Chair, since we are discussing about the innovation, let me also refer to the book written by Anna Lee Saxenian: Regional Advantage: Culture and Competition in Silicon Valley and Route 128. The book is a comparative study of the two biggest electronics and ICT innovation centres in the US viz the Silicon Valley and Route 128 corridor in Massachusetts and explains the reasons for the success of the Silicon Valley and failure of 128 route. The results of the analysis are relevant to the discussion of this agenda item to counter the point being made by the proponents that high level of IP is good for development and innovation. The two innovation clusters commenced together in the 50s with heavy investment from the government and without any market competition. Both developed around the Universities of Stanford and MIT respectively so that the local industry could develop on account of its proximity to these centres of excellence. Both focussed on similar areas of technology. Behind the reason for the success of the Silicon Valley the author gives different reasons. The Silicon valley evolved a culture of interdependence between the firms with the Venture capitalists acting as hubs to ensure synergy between different businesses and services. The Route 128 on the other hand had a culture of independence of the firms with vertical integration. While there was collaboration, openness and informal exchange of information and knowledge between these firms in Silicon Valley, the culture in Route 128 was of closure and secrecy. High job mobility in Silicon Valley that spread new knowledge: moving to another firm was not seen as being unfaithful but as a common thing. New companies made to develop projects that were not possible in other companies: employees that exited to create startups were not badly considered but instead their previous employer could start to be client or supplier of the new firm . On the other hand in Route 128 people stayed in the same firm for 20 years or more and employees were seen as traitors if they exited to start their own company. Thus innovation cannot be promoted through the culture of secrecy propounded by the IP regime but through open collaborative models, free exchange of information etc.
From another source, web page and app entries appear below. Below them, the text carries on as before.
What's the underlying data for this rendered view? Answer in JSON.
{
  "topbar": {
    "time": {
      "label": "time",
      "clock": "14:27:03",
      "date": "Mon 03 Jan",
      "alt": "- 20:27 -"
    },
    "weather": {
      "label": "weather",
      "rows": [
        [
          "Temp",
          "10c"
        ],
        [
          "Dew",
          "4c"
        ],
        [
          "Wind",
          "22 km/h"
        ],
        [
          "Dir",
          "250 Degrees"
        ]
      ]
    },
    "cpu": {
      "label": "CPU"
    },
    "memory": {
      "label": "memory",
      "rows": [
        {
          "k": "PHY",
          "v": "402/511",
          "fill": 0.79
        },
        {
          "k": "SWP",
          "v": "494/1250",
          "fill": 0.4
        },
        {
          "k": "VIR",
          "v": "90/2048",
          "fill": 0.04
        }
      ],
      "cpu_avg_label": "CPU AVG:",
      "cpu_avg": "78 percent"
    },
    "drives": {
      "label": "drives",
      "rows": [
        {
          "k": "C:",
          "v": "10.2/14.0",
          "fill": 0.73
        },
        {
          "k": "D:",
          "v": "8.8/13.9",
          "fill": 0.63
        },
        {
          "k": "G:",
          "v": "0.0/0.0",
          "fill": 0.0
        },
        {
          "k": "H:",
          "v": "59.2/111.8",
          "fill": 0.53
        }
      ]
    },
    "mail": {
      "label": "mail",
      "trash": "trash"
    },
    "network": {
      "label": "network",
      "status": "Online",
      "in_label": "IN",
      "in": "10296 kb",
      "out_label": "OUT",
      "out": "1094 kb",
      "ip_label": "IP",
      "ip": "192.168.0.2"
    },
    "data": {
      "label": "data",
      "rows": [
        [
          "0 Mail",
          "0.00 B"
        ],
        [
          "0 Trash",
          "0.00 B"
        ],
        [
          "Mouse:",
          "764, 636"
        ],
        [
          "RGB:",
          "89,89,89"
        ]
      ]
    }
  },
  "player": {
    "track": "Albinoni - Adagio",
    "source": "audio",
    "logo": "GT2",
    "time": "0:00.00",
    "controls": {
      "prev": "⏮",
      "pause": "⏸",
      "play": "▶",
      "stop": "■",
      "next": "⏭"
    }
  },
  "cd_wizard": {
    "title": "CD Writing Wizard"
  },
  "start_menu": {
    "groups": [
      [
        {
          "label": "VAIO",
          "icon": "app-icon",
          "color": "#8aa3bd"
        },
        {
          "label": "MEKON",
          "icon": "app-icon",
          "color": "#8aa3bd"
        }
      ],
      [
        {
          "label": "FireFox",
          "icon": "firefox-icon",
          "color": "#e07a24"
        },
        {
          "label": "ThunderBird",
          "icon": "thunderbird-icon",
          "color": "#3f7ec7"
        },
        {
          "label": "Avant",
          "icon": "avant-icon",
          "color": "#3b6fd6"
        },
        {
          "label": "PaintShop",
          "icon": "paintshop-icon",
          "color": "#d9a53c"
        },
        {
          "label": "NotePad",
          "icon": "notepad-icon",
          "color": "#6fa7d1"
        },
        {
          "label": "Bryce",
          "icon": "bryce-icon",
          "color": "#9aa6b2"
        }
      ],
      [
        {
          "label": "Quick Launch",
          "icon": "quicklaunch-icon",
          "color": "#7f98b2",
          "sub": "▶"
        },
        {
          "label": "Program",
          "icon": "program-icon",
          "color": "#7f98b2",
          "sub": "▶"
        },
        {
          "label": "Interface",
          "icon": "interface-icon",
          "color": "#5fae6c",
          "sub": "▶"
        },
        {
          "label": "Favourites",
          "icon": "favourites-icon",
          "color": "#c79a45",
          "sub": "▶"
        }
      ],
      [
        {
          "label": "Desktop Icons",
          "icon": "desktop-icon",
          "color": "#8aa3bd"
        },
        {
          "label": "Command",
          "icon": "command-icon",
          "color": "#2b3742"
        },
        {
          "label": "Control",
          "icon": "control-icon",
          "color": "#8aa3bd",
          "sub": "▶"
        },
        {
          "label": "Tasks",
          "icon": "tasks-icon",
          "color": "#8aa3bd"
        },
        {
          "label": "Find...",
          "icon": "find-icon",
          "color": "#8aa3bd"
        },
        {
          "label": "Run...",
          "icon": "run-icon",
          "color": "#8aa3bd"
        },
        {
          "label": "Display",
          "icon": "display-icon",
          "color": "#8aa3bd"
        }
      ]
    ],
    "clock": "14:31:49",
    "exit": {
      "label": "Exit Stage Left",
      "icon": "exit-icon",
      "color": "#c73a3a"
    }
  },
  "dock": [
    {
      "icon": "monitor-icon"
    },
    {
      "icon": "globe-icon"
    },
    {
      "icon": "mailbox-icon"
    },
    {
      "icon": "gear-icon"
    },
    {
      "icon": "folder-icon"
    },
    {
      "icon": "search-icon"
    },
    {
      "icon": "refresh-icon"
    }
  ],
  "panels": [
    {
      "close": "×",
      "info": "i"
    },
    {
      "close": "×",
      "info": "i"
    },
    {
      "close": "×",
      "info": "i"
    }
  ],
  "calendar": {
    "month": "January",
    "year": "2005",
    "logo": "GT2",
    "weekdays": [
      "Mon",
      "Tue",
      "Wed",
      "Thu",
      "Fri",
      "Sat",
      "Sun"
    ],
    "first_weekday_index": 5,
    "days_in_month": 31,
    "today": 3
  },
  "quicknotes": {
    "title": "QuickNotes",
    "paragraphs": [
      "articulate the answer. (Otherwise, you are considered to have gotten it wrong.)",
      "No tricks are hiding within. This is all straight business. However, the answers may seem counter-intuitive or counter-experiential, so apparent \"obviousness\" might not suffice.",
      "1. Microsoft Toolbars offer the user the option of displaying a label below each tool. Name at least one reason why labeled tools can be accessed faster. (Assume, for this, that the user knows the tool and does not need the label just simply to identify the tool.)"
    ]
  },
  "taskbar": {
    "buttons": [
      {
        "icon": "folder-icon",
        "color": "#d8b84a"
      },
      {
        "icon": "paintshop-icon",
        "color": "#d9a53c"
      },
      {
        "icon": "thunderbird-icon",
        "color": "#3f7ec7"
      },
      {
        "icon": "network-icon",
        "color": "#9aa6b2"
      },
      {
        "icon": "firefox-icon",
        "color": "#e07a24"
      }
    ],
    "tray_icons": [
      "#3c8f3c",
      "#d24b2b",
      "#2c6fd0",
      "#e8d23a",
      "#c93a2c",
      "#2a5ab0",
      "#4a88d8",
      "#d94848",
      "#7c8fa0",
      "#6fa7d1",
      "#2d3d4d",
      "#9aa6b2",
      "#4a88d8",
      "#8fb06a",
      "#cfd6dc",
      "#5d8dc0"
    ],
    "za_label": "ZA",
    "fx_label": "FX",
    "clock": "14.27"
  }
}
Chair, there is no doubt that the innovation incubators promote the development of new technologies. But their success depends on several factors like infrastructure, resources, level of education, quality of universities and their linkages with industry , quality of manpower etc. We are afraid that by looking at innovation through the narrow prism of IP, we would not only undermine the spirit of innovation amongst the people but would create barriers in providing affordable, low cost and appropriate technologies to the developing countries. Further the IP centric model would discourage basic research needed in varied fields of science and would block access to affordable medicines to the millions of poor, hamper the efforts of the developing countries to address environmental issues etc.

India strongly believes in innovation and has setup several such incubators in the Universities and Premier technical institutes to promote low cost innovation. The Cluster Innovation Centres, India Innovation Fund, One MP, One Idea etc. under National Innovation Council have been successful in providing innovation to the small and medium industries in different areas. These ideas and centres, based on open source models, have been successful in providing low cost solutions to the industries, farmers, entrepreneurs etc. Even the private companies like Microsoft have set up several such innovation centres to tap the IT skills of the students in India.

Let me therefore conclude by saying that there is not direct linkage between IP and innovation. While innovation incubators can deliver depending on individual capacities of the countries, it would be too simplistic to say that IP focussed model can promote innovation incubators.